Ritts himself died in 2002 from AIDS-related complications, so while the photographer was instrumental in the creation of the 1996 exhibit, continuing to make images that he wanted to be included just weeks before installation, this time it was entirely up to Rogers and the curators to interpret his work.
“It’s a different take,” said Leighton. “It was a collaborative effort, but collaborative in a different way than it would have been if he was still with us.”
The new exhibit, presented on a smaller scale, presents 37 photographs that were featured in the original show, as well as 15 works recently gifted to the MFA by the Herb Ritts Foundation. It’s divided into two sections, with photographs in the Ritts Gallery showcasing works related to fashion and the human figure, and photographs in the adjacent Clementine Brown Gallery focusing on celebrity personalities and portraiture.
Additionally, the Brown Gallery presents directorial work by Ritts. During his career, the photographer directed 13 music videos and more than 50 ad campaigns for clients including Lancôme, Calvin Klein, and Donna Karan. The MFA exhibit features a loop of six commercials, as well as two music videos, “Cherish” by Madonna and “Wicked Games” by Chris Isaak, all presented without sound.
“We didn’t want the music to be competing with the visual imagery.

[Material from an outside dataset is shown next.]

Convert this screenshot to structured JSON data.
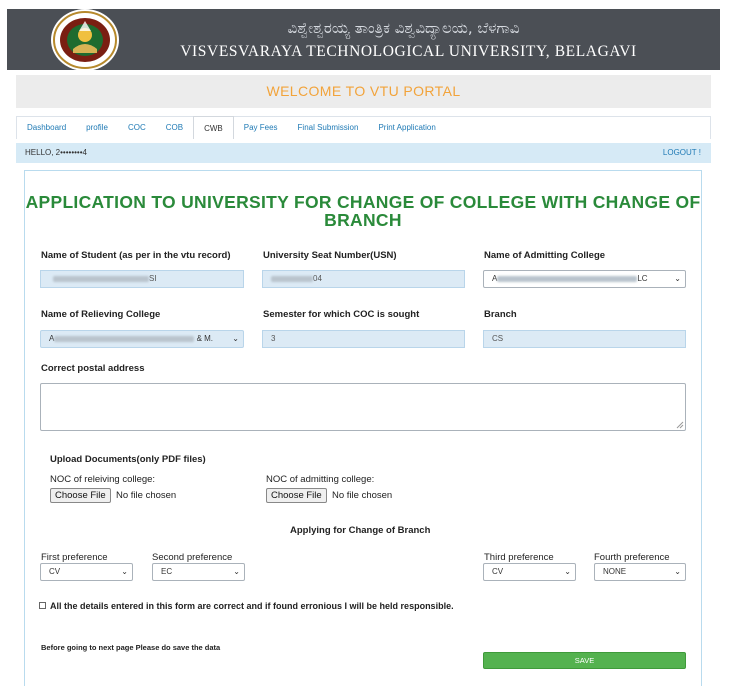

Once you have Madonna singing in a room, it’s Madonna singing in a room,” said Leighton. “What we really love about showing the music videos is that you can see how he’s translated his visual language from a still image into a moving picture.”
But in order to solidify Ritts’ connection to music icons from the late ’90s and early 2000s, the curators created a Spotify playlist with 12 of the 13 songs that he created music videos for (sorry, folks—turns out “Gone” by *NSYNC isn’t available for streaming), and Leighton encourages visitors to listen to it while roaming the galleries.
“I actually listened to it on my way over to work this morning. I haven’t done it in the galleries, but I want to say I have every time I was working on the labels,” he said. “I listened to more Madonna in the last six months than I have in the last six years.”
In addition to his influence on pop culture, the exhibit also offers a look inside Ritts’ creative process. A case inside the Ritts Gallery presents the progression of one image, “Tatjana Veiled Head, Joshua Tree,” from a frame on a contact sheet to a sample print, scribbled over with Ritts’ edits, to the cover of British Vogue, which also included a spread with five images from shoot. The magazine would run a total of six images, and Ritts, as Leighton pointed out, offered them an edit of nine options.
“To think that he wasn’t showing them everything he shot, wasn’t showing them every single option and every single possibility, that he was giving them a very concise, very tight edit—it was very controlling,” he said. “But it also speaks to how confident he was in his work and the story that he wanted to tell and the photography that he wanted to show.”
Above the case hangs a platinum print of the image, a tighter view that emphasizes the texture of the veil over the model’s face, produced by Ritts later on and existing beyond the magazine cover version’s shelf life on newsstands.
“It’s a testament to who he was as a photographer—that he was not thinking that something just had to have a very brief life,” said Leighton. “He was really looking to create images that could go on and live and be representational of a person or a time period and really able to have a long life span.”
'Herb Ritts' at the MFA
Photographs © Museum of Fine Arts, Boston
“Herb Ritts” opens at the Museum of Fine Arts on March 14 and runs through November 8. For more information, including related programming, visit mfa.org.